◆ **Given data**
|---|
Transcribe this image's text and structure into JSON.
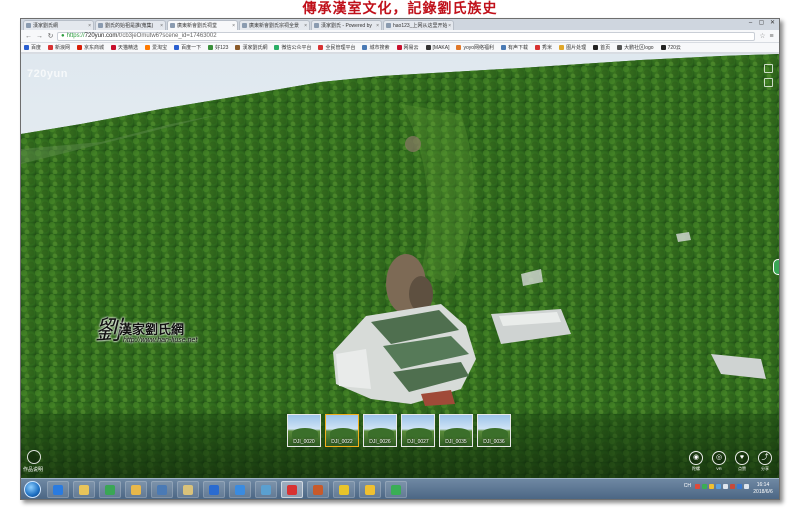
{
  "banner": {
    "text": "傳承漢室文化，記錄劉氏族史"
  },
  "browser": {
    "tabs": [
      {
        "label": "漢家劉氏網",
        "active": false
      },
      {
        "label": "劉氏的始祖是誰(蒐集)",
        "active": false
      },
      {
        "label": "廣東新會劉氏祠堂",
        "active": true
      },
      {
        "label": "廣東新會劉氏宗祠全景",
        "active": false
      },
      {
        "label": "漢家劉氏 - Powered by",
        "active": false
      },
      {
        "label": "hao123_上网从这里开始",
        "active": false
      }
    ],
    "window_controls": [
      "–",
      "▢",
      "✕"
    ],
    "address": {
      "protocol": "https://",
      "host": "720yun.com",
      "path": "/t/cb3jeOmutw6?scene_id=17463002"
    },
    "bookmarks": [
      {
        "label": "百度",
        "color": "#2a5fd0"
      },
      {
        "label": "新浪网",
        "color": "#d83232"
      },
      {
        "label": "京东商城",
        "color": "#d81e06"
      },
      {
        "label": "天猫精选",
        "color": "#c8102e"
      },
      {
        "label": "爱淘宝",
        "color": "#ff7a00"
      },
      {
        "label": "百度一下",
        "color": "#2a5fd0"
      },
      {
        "label": "好123",
        "color": "#3a8f3a"
      },
      {
        "label": "漢家劉氏網",
        "color": "#8a5a2a"
      },
      {
        "label": "微信公众平台",
        "color": "#2aae67"
      },
      {
        "label": "全民管理平台",
        "color": "#d83232"
      },
      {
        "label": "城市搜索",
        "color": "#4a7ab5"
      },
      {
        "label": "网易云",
        "color": "#c8102e"
      },
      {
        "label": "[MAKA]",
        "color": "#333333"
      },
      {
        "label": "yoyo网络福利",
        "color": "#e0782a"
      },
      {
        "label": "有声下载",
        "color": "#4a7ab5"
      },
      {
        "label": "秀米",
        "color": "#d83232"
      },
      {
        "label": "图片处理",
        "color": "#e0a72a"
      },
      {
        "label": "首页",
        "color": "#222222"
      },
      {
        "label": "大鹏社区logo",
        "color": "#555555"
      },
      {
        "label": "720云",
        "color": "#222222"
      }
    ]
  },
  "pano": {
    "logo": "720yun",
    "watermark": {
      "seal": "劉",
      "name": "漢家劉氏網",
      "url": "http://www.han-liuse.net"
    }
  },
  "scenes": [
    {
      "label": "DJI_0020",
      "active": false
    },
    {
      "label": "DJI_0022",
      "active": true
    },
    {
      "label": "DJI_0026",
      "active": false
    },
    {
      "label": "DJI_0027",
      "active": false
    },
    {
      "label": "DJI_0035",
      "active": false
    },
    {
      "label": "DJI_0036",
      "active": false
    }
  ],
  "controls": {
    "bottom_left_label": "作品说明",
    "bottom_right": [
      {
        "icon": "◉",
        "label": "陀螺"
      },
      {
        "icon": "◎",
        "label": "VR"
      },
      {
        "icon": "♥",
        "label": "点赞"
      },
      {
        "icon": "⤴",
        "label": "分享"
      }
    ]
  },
  "taskbar": {
    "apps": [
      {
        "name": "ie-browser",
        "color": "#2a7be0"
      },
      {
        "name": "file-explorer",
        "color": "#e8c45a"
      },
      {
        "name": "360-browser",
        "color": "#3aa655"
      },
      {
        "name": "folder",
        "color": "#e8b84a"
      },
      {
        "name": "media-player",
        "color": "#4a7ab5"
      },
      {
        "name": "library",
        "color": "#d9c27a"
      },
      {
        "name": "photoshop",
        "color": "#2a6bd0"
      },
      {
        "name": "ie-tab",
        "color": "#3a8be0"
      },
      {
        "name": "app-notes",
        "color": "#5aa0d0"
      },
      {
        "name": "chrome",
        "color": "#d83232"
      },
      {
        "name": "paint",
        "color": "#c85a2a"
      },
      {
        "name": "wps",
        "color": "#e8c42a"
      },
      {
        "name": "qq",
        "color": "#f0c030"
      },
      {
        "name": "wechat",
        "color": "#3aae55"
      }
    ],
    "ime": "CH",
    "clock_time": "16:14",
    "clock_date": "2018/6/6"
  }
}
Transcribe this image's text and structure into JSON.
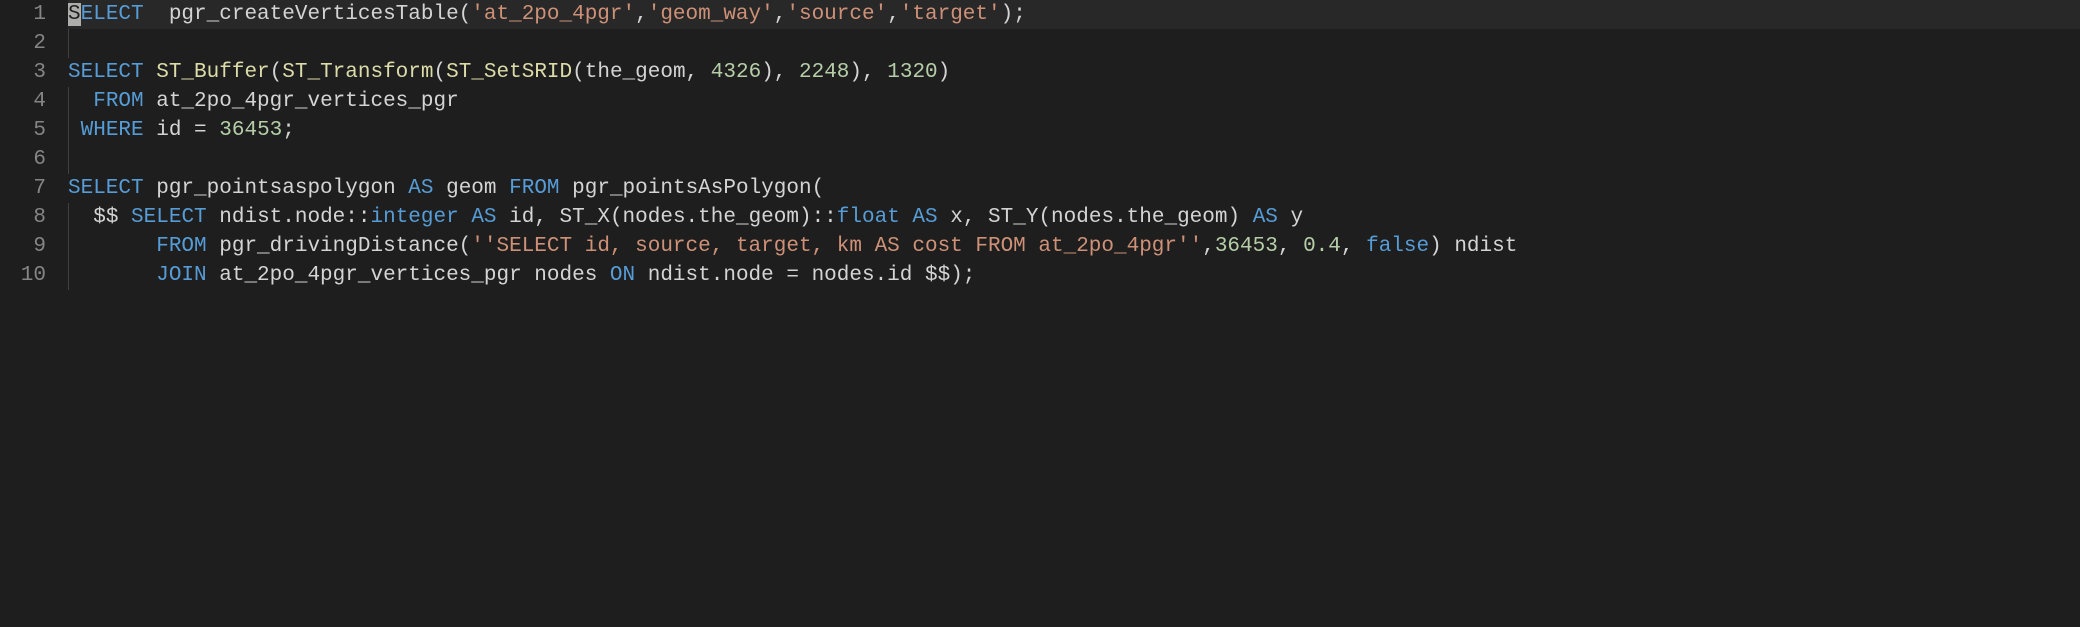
{
  "gutter": [
    "1",
    "2",
    "3",
    "4",
    "5",
    "6",
    "7",
    "8",
    "9",
    "10"
  ],
  "lines": {
    "l1": {
      "sel": "S",
      "t1": "ELECT",
      "t2": "  pgr_createVerticesTable(",
      "s1": "'at_2po_4pgr'",
      "c1": ",",
      "s2": "'geom_way'",
      "c2": ",",
      "s3": "'source'",
      "c3": ",",
      "s4": "'target'",
      "t3": ");"
    },
    "l3": {
      "k1": "SELECT",
      "f1": " ST_Buffer",
      "p1": "(",
      "f2": "ST_Transform",
      "p2": "(",
      "f3": "ST_SetSRID",
      "p3": "(the_geom, ",
      "n1": "4326",
      "p4": "), ",
      "n2": "2248",
      "p5": "), ",
      "n3": "1320",
      "p6": ")"
    },
    "l4": {
      "pad": "  ",
      "k1": "FROM",
      "t1": " at_2po_4pgr_vertices_pgr"
    },
    "l5": {
      "pad": " ",
      "k1": "WHERE",
      "t1": " id ",
      "op": "=",
      "sp": " ",
      "n1": "36453",
      "t2": ";"
    },
    "l7": {
      "k1": "SELECT",
      "t1": " pgr_pointsaspolygon ",
      "k2": "AS",
      "t2": " geom ",
      "k3": "FROM",
      "t3": " pgr_pointsAsPolygon("
    },
    "l8": {
      "pad": "  ",
      "t0": "$$ ",
      "k1": "SELECT",
      "t1": " ndist.node::",
      "ty1": "integer",
      "sp1": " ",
      "k2": "AS",
      "t2": " id, ST_X(nodes.the_geom)::",
      "ty2": "float",
      "sp2": " ",
      "k3": "AS",
      "t3": " x, ST_Y(nodes.the_geom) ",
      "k4": "AS",
      "t4": " y"
    },
    "l9": {
      "pad": "       ",
      "k1": "FROM",
      "t1": " pgr_drivingDistance(",
      "s1": "''SELECT id, source, target, km AS cost FROM at_2po_4pgr''",
      "t2": ",",
      "n1": "36453",
      "t3": ", ",
      "n2": "0.4",
      "t4": ", ",
      "k2": "false",
      "t5": ") ndist"
    },
    "l10": {
      "pad": "       ",
      "k1": "JOIN",
      "t1": " at_2po_4pgr_vertices_pgr nodes ",
      "k2": "ON",
      "t2": " ndist.node ",
      "op": "=",
      "t3": " nodes.id $$);"
    }
  }
}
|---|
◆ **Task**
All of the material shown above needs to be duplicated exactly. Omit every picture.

◆ **Your response**
Transcribe this image's text and structure into JSON.
{
  "banner": {
    "text": "傳承漢室文化，記錄劉氏族史"
  },
  "browser": {
    "tabs": [
      {
        "label": "漢家劉氏網",
        "active": false
      },
      {
        "label": "劉氏的始祖是誰(蒐集)",
        "active": false
      },
      {
        "label": "廣東新會劉氏祠堂",
        "active": true
      },
      {
        "label": "廣東新會劉氏宗祠全景",
        "active": false
      },
      {
        "label": "漢家劉氏 - Powered by",
        "active": false
      },
      {
        "label": "hao123_上网从这里开始",
        "active": false
      }
    ],
    "window_controls": [
      "–",
      "▢",
      "✕"
    ],
    "address": {
      "protocol": "https://",
      "host": "720yun.com",
      "path": "/t/cb3jeOmutw6?scene_id=17463002"
    },
    "bookmarks": [
      {
        "label": "百度",
        "color": "#2a5fd0"
      },
      {
        "label": "新浪网",
        "color": "#d83232"
      },
      {
        "label": "京东商城",
        "color": "#d81e06"
      },
      {
        "label": "天猫精选",
        "color": "#c8102e"
      },
      {
        "label": "爱淘宝",
        "color": "#ff7a00"
      },
      {
        "label": "百度一下",
        "color": "#2a5fd0"
      },
      {
        "label": "好123",
        "color": "#3a8f3a"
      },
      {
        "label": "漢家劉氏網",
        "color": "#8a5a2a"
      },
      {
        "label": "微信公众平台",
        "color": "#2aae67"
      },
      {
        "label": "全民管理平台",
        "color": "#d83232"
      },
      {
        "label": "城市搜索",
        "color": "#4a7ab5"
      },
      {
        "label": "网易云",
        "color": "#c8102e"
      },
      {
        "label": "[MAKA]",
        "color": "#333333"
      },
      {
        "label": "yoyo网络福利",
        "color": "#e0782a"
      },
      {
        "label": "有声下载",
        "color": "#4a7ab5"
      },
      {
        "label": "秀米",
        "color": "#d83232"
      },
      {
        "label": "图片处理",
        "color": "#e0a72a"
      },
      {
        "label": "首页",
        "color": "#222222"
      },
      {
        "label": "大鹏社区logo",
        "color": "#555555"
      },
      {
        "label": "720云",
        "color": "#222222"
      }
    ]
  },
  "pano": {
    "logo": "720yun",
    "watermark": {
      "seal": "劉",
      "name": "漢家劉氏網",
      "url": "http://www.han-liuse.net"
    }
  },
  "scenes": [
    {
      "label": "DJI_0020",
      "active": false
    },
    {
      "label": "DJI_0022",
      "active": true
    },
    {
      "label": "DJI_0026",
      "active": false
    },
    {
      "label": "DJI_0027",
      "active": false
    },
    {
      "label": "DJI_0035",
      "active": false
    },
    {
      "label": "DJI_0036",
      "active": false
    }
  ],
  "controls": {
    "bottom_left_label": "作品说明",
    "bottom_right": [
      {
        "icon": "◉",
        "label": "陀螺"
      },
      {
        "icon": "◎",
        "label": "VR"
      },
      {
        "icon": "♥",
        "label": "点赞"
      },
      {
        "icon": "⤴",
        "label": "分享"
      }
    ]
  },
  "taskbar": {
    "apps": [
      {
        "name": "ie-browser",
        "color": "#2a7be0"
      },
      {
        "name": "file-explorer",
        "color": "#e8c45a"
      },
      {
        "name": "360-browser",
        "color": "#3aa655"
      },
      {
        "name": "folder",
        "color": "#e8b84a"
      },
      {
        "name": "media-player",
        "color": "#4a7ab5"
      },
      {
        "name": "library",
        "color": "#d9c27a"
      },
      {
        "name": "photoshop",
        "color": "#2a6bd0"
      },
      {
        "name": "ie-tab",
        "color": "#3a8be0"
      },
      {
        "name": "app-notes",
        "color": "#5aa0d0"
      },
      {
        "name": "chrome",
        "color": "#d83232"
      },
      {
        "name": "paint",
        "color": "#c85a2a"
      },
      {
        "name": "wps",
        "color": "#e8c42a"
      },
      {
        "name": "qq",
        "color": "#f0c030"
      },
      {
        "name": "wechat",
        "color": "#3aae55"
      }
    ],
    "ime": "CH",
    "clock_time": "16:14",
    "clock_date": "2018/6/6"
  }
}
Transcribe this image's text and structure into JSON.
{
  "gutter": [
    "1",
    "2",
    "3",
    "4",
    "5",
    "6",
    "7",
    "8",
    "9",
    "10"
  ],
  "lines": {
    "l1": {
      "sel": "S",
      "t1": "ELECT",
      "t2": "  pgr_createVerticesTable(",
      "s1": "'at_2po_4pgr'",
      "c1": ",",
      "s2": "'geom_way'",
      "c2": ",",
      "s3": "'source'",
      "c3": ",",
      "s4": "'target'",
      "t3": ");"
    },
    "l3": {
      "k1": "SELECT",
      "f1": " ST_Buffer",
      "p1": "(",
      "f2": "ST_Transform",
      "p2": "(",
      "f3": "ST_SetSRID",
      "p3": "(the_geom, ",
      "n1": "4326",
      "p4": "), ",
      "n2": "2248",
      "p5": "), ",
      "n3": "1320",
      "p6": ")"
    },
    "l4": {
      "pad": "  ",
      "k1": "FROM",
      "t1": " at_2po_4pgr_vertices_pgr"
    },
    "l5": {
      "pad": " ",
      "k1": "WHERE",
      "t1": " id ",
      "op": "=",
      "sp": " ",
      "n1": "36453",
      "t2": ";"
    },
    "l7": {
      "k1": "SELECT",
      "t1": " pgr_pointsaspolygon ",
      "k2": "AS",
      "t2": " geom ",
      "k3": "FROM",
      "t3": " pgr_pointsAsPolygon("
    },
    "l8": {
      "pad": "  ",
      "t0": "$$ ",
      "k1": "SELECT",
      "t1": " ndist.node::",
      "ty1": "integer",
      "sp1": " ",
      "k2": "AS",
      "t2": " id, ST_X(nodes.the_geom)::",
      "ty2": "float",
      "sp2": " ",
      "k3": "AS",
      "t3": " x, ST_Y(nodes.the_geom) ",
      "k4": "AS",
      "t4": " y"
    },
    "l9": {
      "pad": "       ",
      "k1": "FROM",
      "t1": " pgr_drivingDistance(",
      "s1": "''SELECT id, source, target, km AS cost FROM at_2po_4pgr''",
      "t2": ",",
      "n1": "36453",
      "t3": ", ",
      "n2": "0.4",
      "t4": ", ",
      "k2": "false",
      "t5": ") ndist"
    },
    "l10": {
      "pad": "       ",
      "k1": "JOIN",
      "t1": " at_2po_4pgr_vertices_pgr nodes ",
      "k2": "ON",
      "t2": " ndist.node ",
      "op": "=",
      "t3": " nodes.id $$);"
    }
  }
}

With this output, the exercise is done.